As there is no absolute frame of reference, absolute motion cannot be determined.[2] Thus, everything in the universe can be considered to be moving.[3]
Main types of simple motion
There are two types of basic motion: translation and rotation. Translation means motion along a path. Rotation means motion around a fixed axis. An axis is the centre around which something rotates. As we have mentioned before, each type of motion is controlled by a different type of force. Translation is defined by the net force (sum of different forces) acting on an object. Rotation is defined by torque. Torque is a force which causes the rotation of an object.
Linear...

...SPH4U-B
4
Circular Motion
Physics SPH4U-B
Lesson 4
Introduction
Transportation has undoubtedly advanced. Not only have vehicles changed, but the means by
which people can get themselves to and from different locations has changed as well. Maps
and compasses now take a backseat to the Global Positioning System (GPS). Access to the
GPS is now very widespread; 24 satellites above our atmosphere are used to send and receive
information in order to accurately determine locations of objects to within 15 m of their actual
position.
If you have used a GPS, or even a mobile phone or satellite TV or radio, you have used some
of the nearly 300 artificial satellites that exist above our atmosphere to send and receive
information. Satellites are projectiles that, through our knowledge of force and energy, have
been launched into orbit. Because the earth curves downward by approximately 5 metres over
8000 metres along the horizon, satellites launched with a horizontal speed of 8000 m/s can

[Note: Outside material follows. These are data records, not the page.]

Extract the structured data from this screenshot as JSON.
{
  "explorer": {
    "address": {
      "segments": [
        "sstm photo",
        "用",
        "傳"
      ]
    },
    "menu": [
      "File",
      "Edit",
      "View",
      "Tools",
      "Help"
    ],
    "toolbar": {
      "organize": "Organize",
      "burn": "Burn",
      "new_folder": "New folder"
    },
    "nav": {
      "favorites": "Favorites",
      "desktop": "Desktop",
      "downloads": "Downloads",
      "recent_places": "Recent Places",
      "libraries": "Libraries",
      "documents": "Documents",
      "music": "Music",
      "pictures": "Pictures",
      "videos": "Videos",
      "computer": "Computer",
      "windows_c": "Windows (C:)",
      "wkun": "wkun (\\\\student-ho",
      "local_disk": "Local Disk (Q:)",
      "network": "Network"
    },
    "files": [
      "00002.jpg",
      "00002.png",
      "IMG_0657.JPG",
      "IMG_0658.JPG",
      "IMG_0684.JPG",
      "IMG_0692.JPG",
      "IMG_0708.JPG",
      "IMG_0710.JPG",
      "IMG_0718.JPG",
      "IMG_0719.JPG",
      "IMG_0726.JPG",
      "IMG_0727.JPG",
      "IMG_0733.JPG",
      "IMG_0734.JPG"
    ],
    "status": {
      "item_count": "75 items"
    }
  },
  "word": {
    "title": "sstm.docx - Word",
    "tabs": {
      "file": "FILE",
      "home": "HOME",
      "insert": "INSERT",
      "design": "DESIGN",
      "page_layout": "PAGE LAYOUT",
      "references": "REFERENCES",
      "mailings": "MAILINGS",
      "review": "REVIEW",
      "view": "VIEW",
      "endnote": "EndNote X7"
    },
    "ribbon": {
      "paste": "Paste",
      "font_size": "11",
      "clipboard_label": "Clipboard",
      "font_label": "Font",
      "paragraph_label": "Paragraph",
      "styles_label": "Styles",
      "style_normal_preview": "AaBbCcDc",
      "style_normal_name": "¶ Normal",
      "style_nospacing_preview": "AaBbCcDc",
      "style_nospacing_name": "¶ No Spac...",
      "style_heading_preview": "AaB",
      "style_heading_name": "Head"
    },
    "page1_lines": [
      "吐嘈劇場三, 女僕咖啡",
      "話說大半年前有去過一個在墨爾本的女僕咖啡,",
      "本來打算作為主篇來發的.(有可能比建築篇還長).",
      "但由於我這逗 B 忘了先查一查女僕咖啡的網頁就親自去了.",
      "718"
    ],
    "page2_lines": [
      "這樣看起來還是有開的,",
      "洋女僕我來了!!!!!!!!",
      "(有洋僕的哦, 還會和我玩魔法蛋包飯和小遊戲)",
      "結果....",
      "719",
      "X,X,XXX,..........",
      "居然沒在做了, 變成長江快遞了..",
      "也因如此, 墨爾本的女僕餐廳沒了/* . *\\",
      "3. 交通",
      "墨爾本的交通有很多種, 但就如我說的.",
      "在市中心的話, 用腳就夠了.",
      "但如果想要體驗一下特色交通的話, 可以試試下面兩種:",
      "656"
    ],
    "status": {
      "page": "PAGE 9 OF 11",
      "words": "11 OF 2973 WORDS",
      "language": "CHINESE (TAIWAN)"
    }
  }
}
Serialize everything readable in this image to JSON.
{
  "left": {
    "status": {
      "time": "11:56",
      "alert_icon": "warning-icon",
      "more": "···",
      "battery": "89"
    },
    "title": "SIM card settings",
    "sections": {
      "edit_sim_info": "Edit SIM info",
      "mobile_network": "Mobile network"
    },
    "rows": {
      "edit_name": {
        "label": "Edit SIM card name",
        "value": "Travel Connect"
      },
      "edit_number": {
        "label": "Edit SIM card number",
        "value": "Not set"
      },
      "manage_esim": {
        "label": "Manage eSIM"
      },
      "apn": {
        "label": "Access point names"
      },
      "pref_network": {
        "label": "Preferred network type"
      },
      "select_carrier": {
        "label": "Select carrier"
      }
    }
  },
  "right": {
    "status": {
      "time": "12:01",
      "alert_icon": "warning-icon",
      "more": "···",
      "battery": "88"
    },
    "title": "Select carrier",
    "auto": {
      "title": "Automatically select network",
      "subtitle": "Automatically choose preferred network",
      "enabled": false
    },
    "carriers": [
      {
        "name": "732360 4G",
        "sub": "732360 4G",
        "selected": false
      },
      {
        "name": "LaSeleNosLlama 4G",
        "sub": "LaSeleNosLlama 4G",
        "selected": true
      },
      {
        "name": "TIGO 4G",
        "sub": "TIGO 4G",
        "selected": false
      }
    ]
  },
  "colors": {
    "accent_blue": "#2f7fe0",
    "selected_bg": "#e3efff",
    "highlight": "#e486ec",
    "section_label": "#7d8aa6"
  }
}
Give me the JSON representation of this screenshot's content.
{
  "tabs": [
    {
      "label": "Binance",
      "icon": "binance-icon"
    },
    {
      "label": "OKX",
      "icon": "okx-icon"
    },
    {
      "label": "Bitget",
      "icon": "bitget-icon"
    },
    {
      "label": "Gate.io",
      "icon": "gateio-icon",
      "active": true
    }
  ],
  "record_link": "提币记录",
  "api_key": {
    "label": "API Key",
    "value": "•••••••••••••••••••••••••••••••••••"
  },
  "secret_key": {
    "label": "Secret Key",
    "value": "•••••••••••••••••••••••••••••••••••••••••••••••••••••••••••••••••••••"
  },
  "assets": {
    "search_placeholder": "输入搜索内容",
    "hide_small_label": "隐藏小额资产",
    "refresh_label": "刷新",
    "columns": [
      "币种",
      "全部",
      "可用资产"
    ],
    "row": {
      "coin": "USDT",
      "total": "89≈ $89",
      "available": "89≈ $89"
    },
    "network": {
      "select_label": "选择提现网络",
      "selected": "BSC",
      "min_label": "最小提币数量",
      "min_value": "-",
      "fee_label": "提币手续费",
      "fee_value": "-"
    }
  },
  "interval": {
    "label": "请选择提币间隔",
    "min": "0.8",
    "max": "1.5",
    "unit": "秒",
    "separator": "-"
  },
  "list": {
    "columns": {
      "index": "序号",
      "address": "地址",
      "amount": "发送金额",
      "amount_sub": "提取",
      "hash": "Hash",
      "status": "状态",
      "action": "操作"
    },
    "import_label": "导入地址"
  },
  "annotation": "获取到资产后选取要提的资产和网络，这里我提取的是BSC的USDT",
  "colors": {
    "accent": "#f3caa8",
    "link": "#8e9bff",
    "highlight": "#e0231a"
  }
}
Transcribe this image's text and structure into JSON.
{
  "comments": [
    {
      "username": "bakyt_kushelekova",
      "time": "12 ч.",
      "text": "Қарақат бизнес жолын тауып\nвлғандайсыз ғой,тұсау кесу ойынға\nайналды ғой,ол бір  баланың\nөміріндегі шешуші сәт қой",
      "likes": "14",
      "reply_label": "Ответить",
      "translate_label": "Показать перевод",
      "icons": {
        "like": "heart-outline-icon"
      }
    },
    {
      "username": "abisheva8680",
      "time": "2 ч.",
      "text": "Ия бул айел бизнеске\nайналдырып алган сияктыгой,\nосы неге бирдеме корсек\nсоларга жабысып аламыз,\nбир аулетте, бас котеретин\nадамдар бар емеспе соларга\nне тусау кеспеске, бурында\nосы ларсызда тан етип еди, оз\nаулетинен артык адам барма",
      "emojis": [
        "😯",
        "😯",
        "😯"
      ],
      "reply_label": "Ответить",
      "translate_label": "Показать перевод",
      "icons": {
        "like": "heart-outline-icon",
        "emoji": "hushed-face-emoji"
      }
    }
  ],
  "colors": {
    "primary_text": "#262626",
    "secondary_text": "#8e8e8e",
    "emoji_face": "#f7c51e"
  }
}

take orbit. At this speed, thanks to earth’s curved surface and a satellite’s constant horizontal
velocity, the satellites, which are in free fall once projected, keep falling toward the earth, but
always miss it. Thus, under the influence of gravity, satellites maintain motion in a circular
pattern at a uniform speed.
Most satellites are launched using rockets that fall to the ocean when their fuel is spent.
Sometimes a satellite may require minor...